Start of Recorded information

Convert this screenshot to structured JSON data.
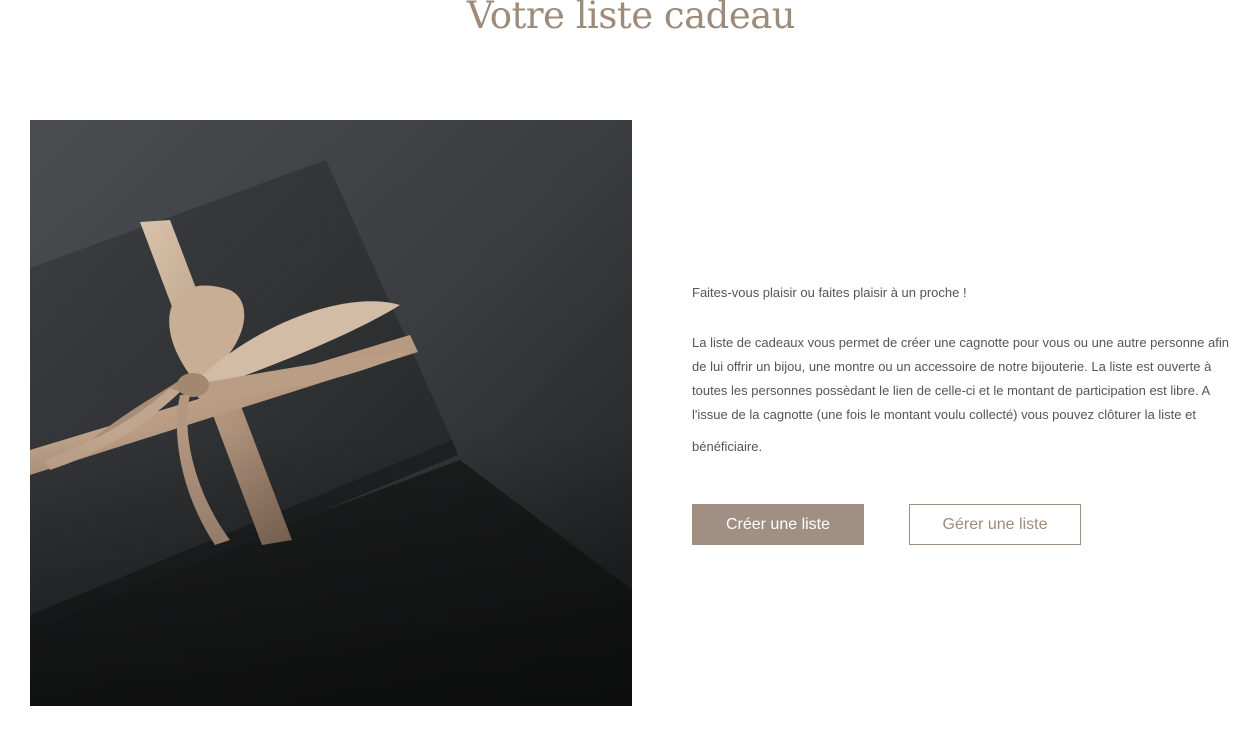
{
  "header": {
    "title": "Votre liste cadeau"
  },
  "hero": {
    "image_alt": "Coffret cadeau noir avec ruban satiné",
    "image_icon": "gift-box-photo"
  },
  "content": {
    "intro": "Faites-vous plaisir ou faites plaisir à un proche !",
    "description": "La liste de cadeaux vous permet de créer une cagnotte pour vous ou une autre personne afin de lui offrir un bijou, une montre ou un accessoire de notre bijouterie. La liste est ouverte à toutes les personnes possèdant le lien de celle-ci et le montant de participation est libre. A l'issue de la cagnotte (une fois le montant voulu collecté) vous pouvez clôturer la liste et",
    "description_end": "bénéficiaire."
  },
  "actions": {
    "create_label": "Créer une liste",
    "manage_label": "Gérer une liste"
  },
  "colors": {
    "accent": "#a08f82",
    "title": "#9d8b7c",
    "text": "#555555"
  }
}
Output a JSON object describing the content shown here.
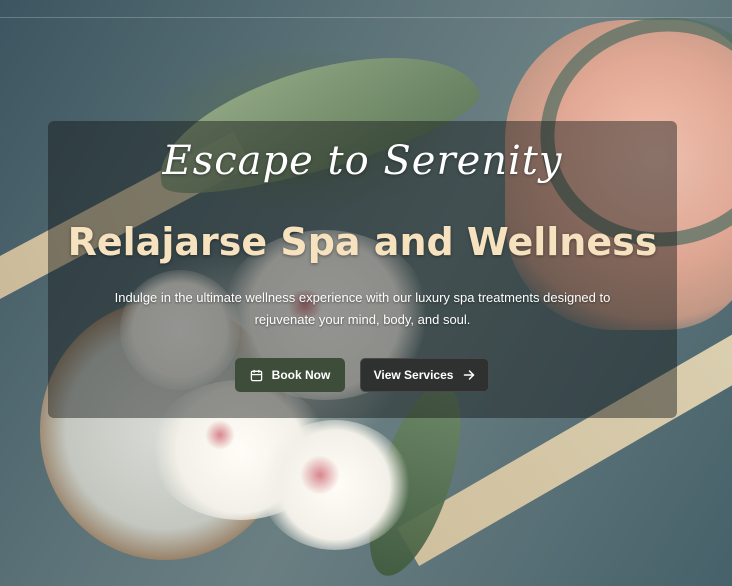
{
  "hero": {
    "tagline": "Escape to Serenity",
    "title": "Relajarse Spa and Wellness",
    "description": "Indulge in the ultimate wellness experience with our luxury spa treatments designed to rejuvenate your mind, body, and soul.",
    "buttons": {
      "book_label": "Book Now",
      "book_icon": "calendar-icon",
      "view_label": "View Services",
      "view_icon": "arrow-right-icon"
    }
  },
  "colors": {
    "title": "#f7e2c0",
    "book_button": "#3e4c3a",
    "view_button": "#2f3131",
    "overlay": "rgba(18,22,22,0.45)"
  }
}
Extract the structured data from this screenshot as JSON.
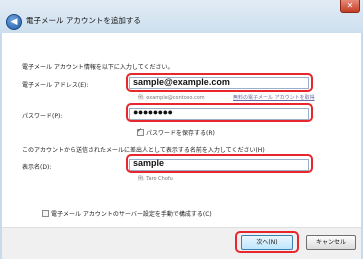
{
  "window": {
    "title": "電子メール アカウントを追加する",
    "close_glyph": "✕",
    "back_glyph": "◀"
  },
  "form": {
    "instructions": "電子メール アカウント情報を以下に入力してください。",
    "email_label": "電子メール アドレス(E):",
    "email_value": "sample@example.com",
    "email_hint": "例: example@contoso.com",
    "email_link": "無料の電子メール アカウントを取得",
    "password_label": "パスワード(P):",
    "password_value": "●●●●●●●●",
    "remember_label": "パスワードを保存する(R)",
    "remember_checked": true,
    "display_intro": "このアカウントから送信されたメールに差出人として表示する名前を入力してください(H)",
    "display_label": "表示名(D):",
    "display_value": "sample",
    "display_hint": "例: Taro Chofu",
    "manual_label": "電子メール アカウントのサーバー設定を手動で構成する(C)",
    "manual_checked": false
  },
  "footer": {
    "next_label": "次へ(N)",
    "cancel_label": "キャンセル"
  },
  "colors": {
    "highlight": "#e8262e",
    "window_frame": "#c9dbea"
  }
}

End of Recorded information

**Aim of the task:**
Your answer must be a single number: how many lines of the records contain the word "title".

**Expected answer:**
5